All of the entries need to be set down exactly as they read.

**Web page and app entries**
══════════════════════════════

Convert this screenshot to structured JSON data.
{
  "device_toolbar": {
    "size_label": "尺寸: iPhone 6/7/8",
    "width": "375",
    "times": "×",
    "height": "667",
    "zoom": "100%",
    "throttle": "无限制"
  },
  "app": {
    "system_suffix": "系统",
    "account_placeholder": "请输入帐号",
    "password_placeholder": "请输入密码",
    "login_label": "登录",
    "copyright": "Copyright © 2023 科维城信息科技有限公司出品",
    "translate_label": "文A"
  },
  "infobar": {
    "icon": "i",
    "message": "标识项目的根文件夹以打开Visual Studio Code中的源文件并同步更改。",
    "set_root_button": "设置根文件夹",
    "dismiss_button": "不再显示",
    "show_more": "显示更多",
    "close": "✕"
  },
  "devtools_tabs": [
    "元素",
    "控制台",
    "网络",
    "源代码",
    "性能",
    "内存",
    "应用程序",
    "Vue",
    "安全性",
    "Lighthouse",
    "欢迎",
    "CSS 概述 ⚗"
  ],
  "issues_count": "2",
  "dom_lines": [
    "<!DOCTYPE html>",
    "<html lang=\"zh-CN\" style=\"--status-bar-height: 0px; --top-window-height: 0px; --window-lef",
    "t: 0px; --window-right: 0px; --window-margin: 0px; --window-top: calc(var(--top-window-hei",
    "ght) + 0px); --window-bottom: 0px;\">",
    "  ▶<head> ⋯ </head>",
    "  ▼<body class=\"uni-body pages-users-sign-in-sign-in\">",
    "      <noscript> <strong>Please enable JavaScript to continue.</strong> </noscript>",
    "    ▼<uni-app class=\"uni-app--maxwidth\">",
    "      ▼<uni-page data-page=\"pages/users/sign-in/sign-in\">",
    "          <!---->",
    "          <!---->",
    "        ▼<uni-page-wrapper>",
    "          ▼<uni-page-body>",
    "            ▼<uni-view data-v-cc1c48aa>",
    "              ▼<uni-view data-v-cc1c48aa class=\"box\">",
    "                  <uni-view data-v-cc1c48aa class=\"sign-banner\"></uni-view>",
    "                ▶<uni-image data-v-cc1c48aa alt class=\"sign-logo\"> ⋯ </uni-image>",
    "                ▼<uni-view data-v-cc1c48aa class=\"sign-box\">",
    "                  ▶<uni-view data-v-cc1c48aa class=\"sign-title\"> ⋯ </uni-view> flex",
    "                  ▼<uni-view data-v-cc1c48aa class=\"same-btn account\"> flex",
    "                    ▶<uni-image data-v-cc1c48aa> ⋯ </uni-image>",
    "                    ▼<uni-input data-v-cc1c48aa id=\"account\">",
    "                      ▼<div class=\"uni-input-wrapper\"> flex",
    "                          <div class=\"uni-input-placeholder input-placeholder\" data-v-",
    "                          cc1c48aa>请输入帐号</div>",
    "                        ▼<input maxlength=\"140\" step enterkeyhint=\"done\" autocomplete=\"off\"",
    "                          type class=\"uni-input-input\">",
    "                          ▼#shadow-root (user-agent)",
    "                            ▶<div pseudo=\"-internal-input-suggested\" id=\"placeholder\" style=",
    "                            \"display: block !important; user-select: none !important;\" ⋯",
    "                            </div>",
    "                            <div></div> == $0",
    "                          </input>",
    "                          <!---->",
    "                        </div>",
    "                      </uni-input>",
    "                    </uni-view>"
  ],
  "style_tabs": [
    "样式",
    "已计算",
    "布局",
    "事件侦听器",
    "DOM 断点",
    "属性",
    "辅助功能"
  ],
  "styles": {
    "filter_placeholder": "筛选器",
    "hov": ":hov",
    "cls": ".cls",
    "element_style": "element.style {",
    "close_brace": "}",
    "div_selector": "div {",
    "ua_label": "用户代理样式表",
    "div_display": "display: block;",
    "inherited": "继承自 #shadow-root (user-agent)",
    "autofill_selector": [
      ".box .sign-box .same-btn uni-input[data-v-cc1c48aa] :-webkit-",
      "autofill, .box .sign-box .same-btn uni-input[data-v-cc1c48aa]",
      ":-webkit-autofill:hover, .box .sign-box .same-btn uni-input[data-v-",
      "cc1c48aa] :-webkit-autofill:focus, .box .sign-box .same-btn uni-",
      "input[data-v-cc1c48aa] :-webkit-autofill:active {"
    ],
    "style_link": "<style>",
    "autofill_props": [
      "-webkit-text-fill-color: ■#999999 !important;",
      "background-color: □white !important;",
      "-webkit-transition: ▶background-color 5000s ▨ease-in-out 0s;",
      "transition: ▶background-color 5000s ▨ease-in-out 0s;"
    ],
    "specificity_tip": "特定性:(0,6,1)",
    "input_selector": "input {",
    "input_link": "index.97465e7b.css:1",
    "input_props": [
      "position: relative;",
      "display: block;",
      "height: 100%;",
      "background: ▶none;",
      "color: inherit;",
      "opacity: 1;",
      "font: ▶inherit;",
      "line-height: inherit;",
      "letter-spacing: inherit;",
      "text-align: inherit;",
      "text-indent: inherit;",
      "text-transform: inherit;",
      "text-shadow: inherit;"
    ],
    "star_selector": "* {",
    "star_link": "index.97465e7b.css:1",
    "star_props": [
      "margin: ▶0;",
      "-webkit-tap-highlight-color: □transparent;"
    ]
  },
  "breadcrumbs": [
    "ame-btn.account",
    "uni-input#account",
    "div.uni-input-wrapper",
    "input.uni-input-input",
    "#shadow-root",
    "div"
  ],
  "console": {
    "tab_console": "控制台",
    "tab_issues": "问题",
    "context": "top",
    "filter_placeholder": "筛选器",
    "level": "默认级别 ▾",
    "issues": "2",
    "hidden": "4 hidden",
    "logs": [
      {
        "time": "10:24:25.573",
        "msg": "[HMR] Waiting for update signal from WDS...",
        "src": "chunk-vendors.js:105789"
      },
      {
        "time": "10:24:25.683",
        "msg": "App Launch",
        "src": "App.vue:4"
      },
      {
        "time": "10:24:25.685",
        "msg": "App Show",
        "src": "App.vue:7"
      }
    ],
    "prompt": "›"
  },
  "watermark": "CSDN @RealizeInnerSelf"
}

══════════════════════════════

**SOLUTION TO THIS PROBLEM**
Convert this screenshot to structured JSON data.
{
  "device_toolbar": {
    "size_label": "尺寸: iPhone 6/7/8",
    "width": "375",
    "times": "×",
    "height": "667",
    "zoom": "100%",
    "throttle": "无限制"
  },
  "app": {
    "system_suffix": "系统",
    "account_placeholder": "请输入帐号",
    "password_placeholder": "请输入密码",
    "login_label": "登录",
    "copyright": "Copyright © 2023 科维城信息科技有限公司出品",
    "translate_label": "文A"
  },
  "infobar": {
    "icon": "i",
    "message": "标识项目的根文件夹以打开Visual Studio Code中的源文件并同步更改。",
    "set_root_button": "设置根文件夹",
    "dismiss_button": "不再显示",
    "show_more": "显示更多",
    "close": "✕"
  },
  "devtools_tabs": [
    "元素",
    "控制台",
    "网络",
    "源代码",
    "性能",
    "内存",
    "应用程序",
    "Vue",
    "安全性",
    "Lighthouse",
    "欢迎",
    "CSS 概述 ⚗"
  ],
  "issues_count": "2",
  "dom_lines": [
    "<!DOCTYPE html>",
    "<html lang=\"zh-CN\" style=\"--status-bar-height: 0px; --top-window-height: 0px; --window-lef",
    "t: 0px; --window-right: 0px; --window-margin: 0px; --window-top: calc(var(--top-window-hei",
    "ght) + 0px); --window-bottom: 0px;\">",
    "  ▶<head> ⋯ </head>",
    "  ▼<body class=\"uni-body pages-users-sign-in-sign-in\">",
    "      <noscript> <strong>Please enable JavaScript to continue.</strong> </noscript>",
    "    ▼<uni-app class=\"uni-app--maxwidth\">",
    "      ▼<uni-page data-page=\"pages/users/sign-in/sign-in\">",
    "          <!---->",
    "          <!---->",
    "        ▼<uni-page-wrapper>",
    "          ▼<uni-page-body>",
    "            ▼<uni-view data-v-cc1c48aa>",
    "              ▼<uni-view data-v-cc1c48aa class=\"box\">",
    "                  <uni-view data-v-cc1c48aa class=\"sign-banner\"></uni-view>",
    "                ▶<uni-image data-v-cc1c48aa alt class=\"sign-logo\"> ⋯ </uni-image>",
    "                ▼<uni-view data-v-cc1c48aa class=\"sign-box\">",
    "                  ▶<uni-view data-v-cc1c48aa class=\"sign-title\"> ⋯ </uni-view> flex",
    "                  ▼<uni-view data-v-cc1c48aa class=\"same-btn account\"> flex",
    "                    ▶<uni-image data-v-cc1c48aa> ⋯ </uni-image>",
    "                    ▼<uni-input data-v-cc1c48aa id=\"account\">",
    "                      ▼<div class=\"uni-input-wrapper\"> flex",
    "                          <div class=\"uni-input-placeholder input-placeholder\" data-v-",
    "                          cc1c48aa>请输入帐号</div>",
    "                        ▼<input maxlength=\"140\" step enterkeyhint=\"done\" autocomplete=\"off\"",
    "                          type class=\"uni-input-input\">",
    "                          ▼#shadow-root (user-agent)",
    "                            ▶<div pseudo=\"-internal-input-suggested\" id=\"placeholder\" style=",
    "                            \"display: block !important; user-select: none !important;\" ⋯",
    "                            </div>",
    "                            <div></div> == $0",
    "                          </input>",
    "                          <!---->",
    "                        </div>",
    "                      </uni-input>",
    "                    </uni-view>"
  ],
  "style_tabs": [
    "样式",
    "已计算",
    "布局",
    "事件侦听器",
    "DOM 断点",
    "属性",
    "辅助功能"
  ],
  "styles": {
    "filter_placeholder": "筛选器",
    "hov": ":hov",
    "cls": ".cls",
    "element_style": "element.style {",
    "close_brace": "}",
    "div_selector": "div {",
    "ua_label": "用户代理样式表",
    "div_display": "display: block;",
    "inherited": "继承自 #shadow-root (user-agent)",
    "autofill_selector": [
      ".box .sign-box .same-btn uni-input[data-v-cc1c48aa] :-webkit-",
      "autofill, .box .sign-box .same-btn uni-input[data-v-cc1c48aa]",
      ":-webkit-autofill:hover, .box .sign-box .same-btn uni-input[data-v-",
      "cc1c48aa] :-webkit-autofill:focus, .box .sign-box .same-btn uni-",
      "input[data-v-cc1c48aa] :-webkit-autofill:active {"
    ],
    "style_link": "<style>",
    "autofill_props": [
      "-webkit-text-fill-color: ■#999999 !important;",
      "background-color: □white !important;",
      "-webkit-transition: ▶background-color 5000s ▨ease-in-out 0s;",
      "transition: ▶background-color 5000s ▨ease-in-out 0s;"
    ],
    "specificity_tip": "特定性:(0,6,1)",
    "input_selector": "input {",
    "input_link": "index.97465e7b.css:1",
    "input_props": [
      "position: relative;",
      "display: block;",
      "height: 100%;",
      "background: ▶none;",
      "color: inherit;",
      "opacity: 1;",
      "font: ▶inherit;",
      "line-height: inherit;",
      "letter-spacing: inherit;",
      "text-align: inherit;",
      "text-indent: inherit;",
      "text-transform: inherit;",
      "text-shadow: inherit;"
    ],
    "star_selector": "* {",
    "star_link": "index.97465e7b.css:1",
    "star_props": [
      "margin: ▶0;",
      "-webkit-tap-highlight-color: □transparent;"
    ]
  },
  "breadcrumbs": [
    "ame-btn.account",
    "uni-input#account",
    "div.uni-input-wrapper",
    "input.uni-input-input",
    "#shadow-root",
    "div"
  ],
  "console": {
    "tab_console": "控制台",
    "tab_issues": "问题",
    "context": "top",
    "filter_placeholder": "筛选器",
    "level": "默认级别 ▾",
    "issues": "2",
    "hidden": "4 hidden",
    "logs": [
      {
        "time": "10:24:25.573",
        "msg": "[HMR] Waiting for update signal from WDS...",
        "src": "chunk-vendors.js:105789"
      },
      {
        "time": "10:24:25.683",
        "msg": "App Launch",
        "src": "App.vue:4"
      },
      {
        "time": "10:24:25.685",
        "msg": "App Show",
        "src": "App.vue:7"
      }
    ],
    "prompt": "›"
  },
  "watermark": "CSDN @RealizeInnerSelf"
}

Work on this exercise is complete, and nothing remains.